_SOURCE DATA_.

[Start of Attachment]

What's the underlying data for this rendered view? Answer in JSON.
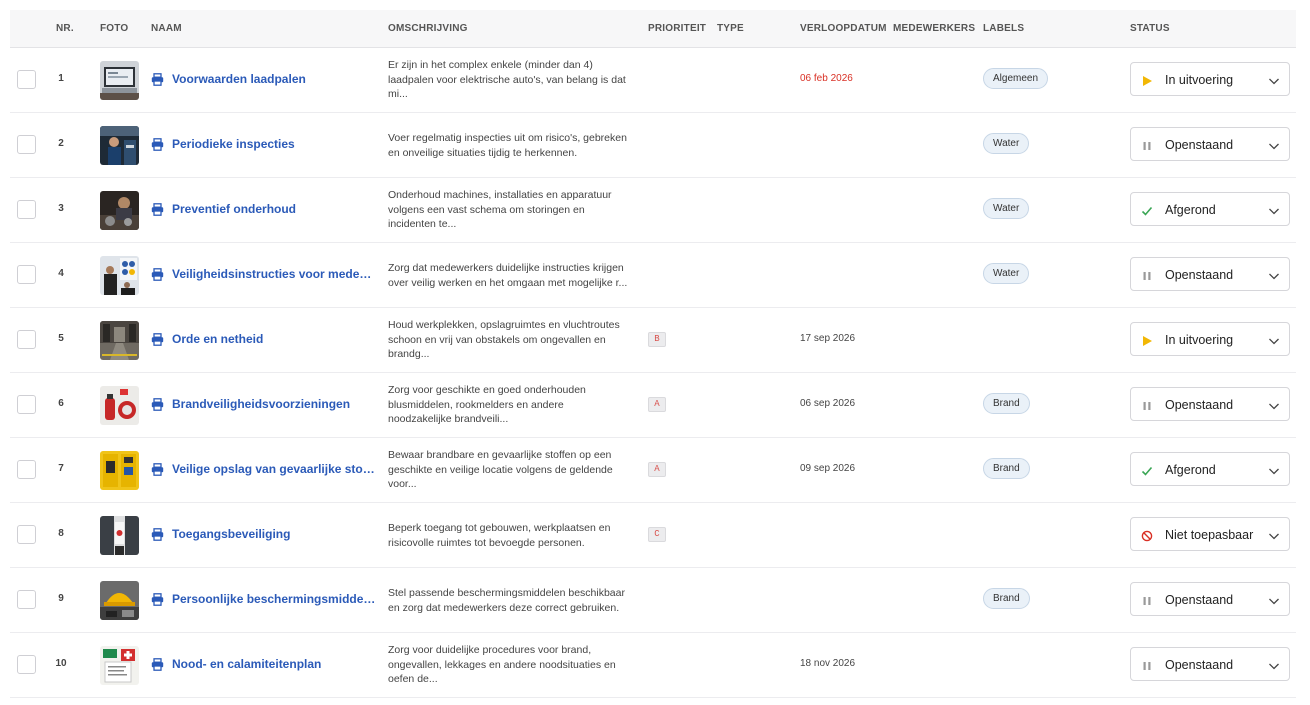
{
  "columns": {
    "nr": "NR.",
    "foto": "FOTO",
    "naam": "NAAM",
    "omschrijving": "OMSCHRIJVING",
    "prioriteit": "PRIORITEIT",
    "type": "TYPE",
    "verloopdatum": "VERLOOPDATUM",
    "medewerkers": "MEDEWERKERS",
    "labels": "LABELS",
    "status": "STATUS"
  },
  "colors": {
    "link": "#2b5ab8",
    "overdue_date": "#d93025",
    "status_in_progress": "#f2b705",
    "status_open": "#9a9a9a",
    "status_done": "#3aa655",
    "status_na": "#d93025"
  },
  "rows": [
    {
      "nr": "1",
      "naam": "Voorwaarden laadpalen",
      "desc": [
        "Er zijn in het complex enkele (minder dan 4)",
        "laadpalen voor elektrische auto's, van belang is dat",
        "mi..."
      ],
      "prioriteit": "",
      "verloopdatum": "06 feb 2026",
      "date_overdue": true,
      "label": "Algemeen",
      "status": "In uitvoering",
      "status_icon": "play-icon",
      "photo": "laptop"
    },
    {
      "nr": "2",
      "naam": "Periodieke inspecties",
      "desc": [
        "Voer regelmatig inspecties uit om risico's, gebreken",
        "en onveilige situaties tijdig te herkennen."
      ],
      "prioriteit": "",
      "verloopdatum": "",
      "date_overdue": false,
      "label": "Water",
      "status": "Openstaand",
      "status_icon": "pause-icon",
      "photo": "workshop"
    },
    {
      "nr": "3",
      "naam": "Preventief onderhoud",
      "desc": [
        "Onderhoud machines, installaties en apparatuur",
        "volgens een vast schema om storingen en",
        "incidenten te..."
      ],
      "prioriteit": "",
      "verloopdatum": "",
      "date_overdue": false,
      "label": "Water",
      "status": "Afgerond",
      "status_icon": "check-icon",
      "photo": "engine"
    },
    {
      "nr": "4",
      "naam": "Veiligheidsinstructies voor medewerkers",
      "desc": [
        "Zorg dat medewerkers duidelijke instructies krijgen",
        "over veilig werken en het omgaan met mogelijke r..."
      ],
      "prioriteit": "",
      "verloopdatum": "",
      "date_overdue": false,
      "label": "Water",
      "status": "Openstaand",
      "status_icon": "pause-icon",
      "photo": "training"
    },
    {
      "nr": "5",
      "naam": "Orde en netheid",
      "desc": [
        "Houd werkplekken, opslagruimtes en vluchtroutes",
        "schoon en vrij van obstakels om ongevallen en",
        "brandg..."
      ],
      "prioriteit": "B",
      "verloopdatum": "17 sep 2026",
      "date_overdue": false,
      "label": "",
      "status": "In uitvoering",
      "status_icon": "play-icon",
      "photo": "warehouse"
    },
    {
      "nr": "6",
      "naam": "Brandveiligheidsvoorzieningen",
      "desc": [
        "Zorg voor geschikte en goed onderhouden",
        "blusmiddelen, rookmelders en andere",
        "noodzakelijke brandveili..."
      ],
      "prioriteit": "A",
      "verloopdatum": "06 sep 2026",
      "date_overdue": false,
      "label": "Brand",
      "status": "Openstaand",
      "status_icon": "pause-icon",
      "photo": "extinguisher"
    },
    {
      "nr": "7",
      "naam": "Veilige opslag van gevaarlijke stoffen",
      "desc": [
        "Bewaar brandbare en gevaarlijke stoffen op een",
        "geschikte en veilige locatie volgens de geldende",
        "voor..."
      ],
      "prioriteit": "A",
      "verloopdatum": "09 sep 2026",
      "date_overdue": false,
      "label": "Brand",
      "status": "Afgerond",
      "status_icon": "check-icon",
      "photo": "cabinet"
    },
    {
      "nr": "8",
      "naam": "Toegangsbeveiliging",
      "desc": [
        "Beperk toegang tot gebouwen, werkplaatsen en",
        "risicovolle ruimtes tot bevoegde personen."
      ],
      "prioriteit": "C",
      "verloopdatum": "",
      "date_overdue": false,
      "label": "",
      "status": "Niet toepasbaar",
      "status_icon": "forbidden-icon",
      "photo": "door"
    },
    {
      "nr": "9",
      "naam": "Persoonlijke beschermingsmiddelen",
      "desc": [
        "Stel passende beschermingsmiddelen beschikbaar",
        "en zorg dat medewerkers deze correct gebruiken."
      ],
      "prioriteit": "",
      "verloopdatum": "",
      "date_overdue": false,
      "label": "Brand",
      "status": "Openstaand",
      "status_icon": "pause-icon",
      "photo": "helmet"
    },
    {
      "nr": "10",
      "naam": "Nood- en calamiteitenplan",
      "desc": [
        "Zorg voor duidelijke procedures voor brand,",
        "ongevallen, lekkages en andere noodsituaties en",
        "oefen de..."
      ],
      "prioriteit": "",
      "verloopdatum": "18 nov 2026",
      "date_overdue": false,
      "label": "",
      "status": "Openstaand",
      "status_icon": "pause-icon",
      "photo": "emergency"
    }
  ]
}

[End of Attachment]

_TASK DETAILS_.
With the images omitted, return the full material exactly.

_ANSWER TO THIS PROBLEM_.
What's the underlying data for this rendered view? Answer in JSON.
{
  "columns": {
    "nr": "NR.",
    "foto": "FOTO",
    "naam": "NAAM",
    "omschrijving": "OMSCHRIJVING",
    "prioriteit": "PRIORITEIT",
    "type": "TYPE",
    "verloopdatum": "VERLOOPDATUM",
    "medewerkers": "MEDEWERKERS",
    "labels": "LABELS",
    "status": "STATUS"
  },
  "colors": {
    "link": "#2b5ab8",
    "overdue_date": "#d93025",
    "status_in_progress": "#f2b705",
    "status_open": "#9a9a9a",
    "status_done": "#3aa655",
    "status_na": "#d93025"
  },
  "rows": [
    {
      "nr": "1",
      "naam": "Voorwaarden laadpalen",
      "desc": [
        "Er zijn in het complex enkele (minder dan 4)",
        "laadpalen voor elektrische auto's, van belang is dat",
        "mi..."
      ],
      "prioriteit": "",
      "verloopdatum": "06 feb 2026",
      "date_overdue": true,
      "label": "Algemeen",
      "status": "In uitvoering",
      "status_icon": "play-icon",
      "photo": "laptop"
    },
    {
      "nr": "2",
      "naam": "Periodieke inspecties",
      "desc": [
        "Voer regelmatig inspecties uit om risico's, gebreken",
        "en onveilige situaties tijdig te herkennen."
      ],
      "prioriteit": "",
      "verloopdatum": "",
      "date_overdue": false,
      "label": "Water",
      "status": "Openstaand",
      "status_icon": "pause-icon",
      "photo": "workshop"
    },
    {
      "nr": "3",
      "naam": "Preventief onderhoud",
      "desc": [
        "Onderhoud machines, installaties en apparatuur",
        "volgens een vast schema om storingen en",
        "incidenten te..."
      ],
      "prioriteit": "",
      "verloopdatum": "",
      "date_overdue": false,
      "label": "Water",
      "status": "Afgerond",
      "status_icon": "check-icon",
      "photo": "engine"
    },
    {
      "nr": "4",
      "naam": "Veiligheidsinstructies voor medewerkers",
      "desc": [
        "Zorg dat medewerkers duidelijke instructies krijgen",
        "over veilig werken en het omgaan met mogelijke r..."
      ],
      "prioriteit": "",
      "verloopdatum": "",
      "date_overdue": false,
      "label": "Water",
      "status": "Openstaand",
      "status_icon": "pause-icon",
      "photo": "training"
    },
    {
      "nr": "5",
      "naam": "Orde en netheid",
      "desc": [
        "Houd werkplekken, opslagruimtes en vluchtroutes",
        "schoon en vrij van obstakels om ongevallen en",
        "brandg..."
      ],
      "prioriteit": "B",
      "verloopdatum": "17 sep 2026",
      "date_overdue": false,
      "label": "",
      "status": "In uitvoering",
      "status_icon": "play-icon",
      "photo": "warehouse"
    },
    {
      "nr": "6",
      "naam": "Brandveiligheidsvoorzieningen",
      "desc": [
        "Zorg voor geschikte en goed onderhouden",
        "blusmiddelen, rookmelders en andere",
        "noodzakelijke brandveili..."
      ],
      "prioriteit": "A",
      "verloopdatum": "06 sep 2026",
      "date_overdue": false,
      "label": "Brand",
      "status": "Openstaand",
      "status_icon": "pause-icon",
      "photo": "extinguisher"
    },
    {
      "nr": "7",
      "naam": "Veilige opslag van gevaarlijke stoffen",
      "desc": [
        "Bewaar brandbare en gevaarlijke stoffen op een",
        "geschikte en veilige locatie volgens de geldende",
        "voor..."
      ],
      "prioriteit": "A",
      "verloopdatum": "09 sep 2026",
      "date_overdue": false,
      "label": "Brand",
      "status": "Afgerond",
      "status_icon": "check-icon",
      "photo": "cabinet"
    },
    {
      "nr": "8",
      "naam": "Toegangsbeveiliging",
      "desc": [
        "Beperk toegang tot gebouwen, werkplaatsen en",
        "risicovolle ruimtes tot bevoegde personen."
      ],
      "prioriteit": "C",
      "verloopdatum": "",
      "date_overdue": false,
      "label": "",
      "status": "Niet toepasbaar",
      "status_icon": "forbidden-icon",
      "photo": "door"
    },
    {
      "nr": "9",
      "naam": "Persoonlijke beschermingsmiddelen",
      "desc": [
        "Stel passende beschermingsmiddelen beschikbaar",
        "en zorg dat medewerkers deze correct gebruiken."
      ],
      "prioriteit": "",
      "verloopdatum": "",
      "date_overdue": false,
      "label": "Brand",
      "status": "Openstaand",
      "status_icon": "pause-icon",
      "photo": "helmet"
    },
    {
      "nr": "10",
      "naam": "Nood- en calamiteitenplan",
      "desc": [
        "Zorg voor duidelijke procedures voor brand,",
        "ongevallen, lekkages en andere noodsituaties en",
        "oefen de..."
      ],
      "prioriteit": "",
      "verloopdatum": "18 nov 2026",
      "date_overdue": false,
      "label": "",
      "status": "Openstaand",
      "status_icon": "pause-icon",
      "photo": "emergency"
    }
  ]
}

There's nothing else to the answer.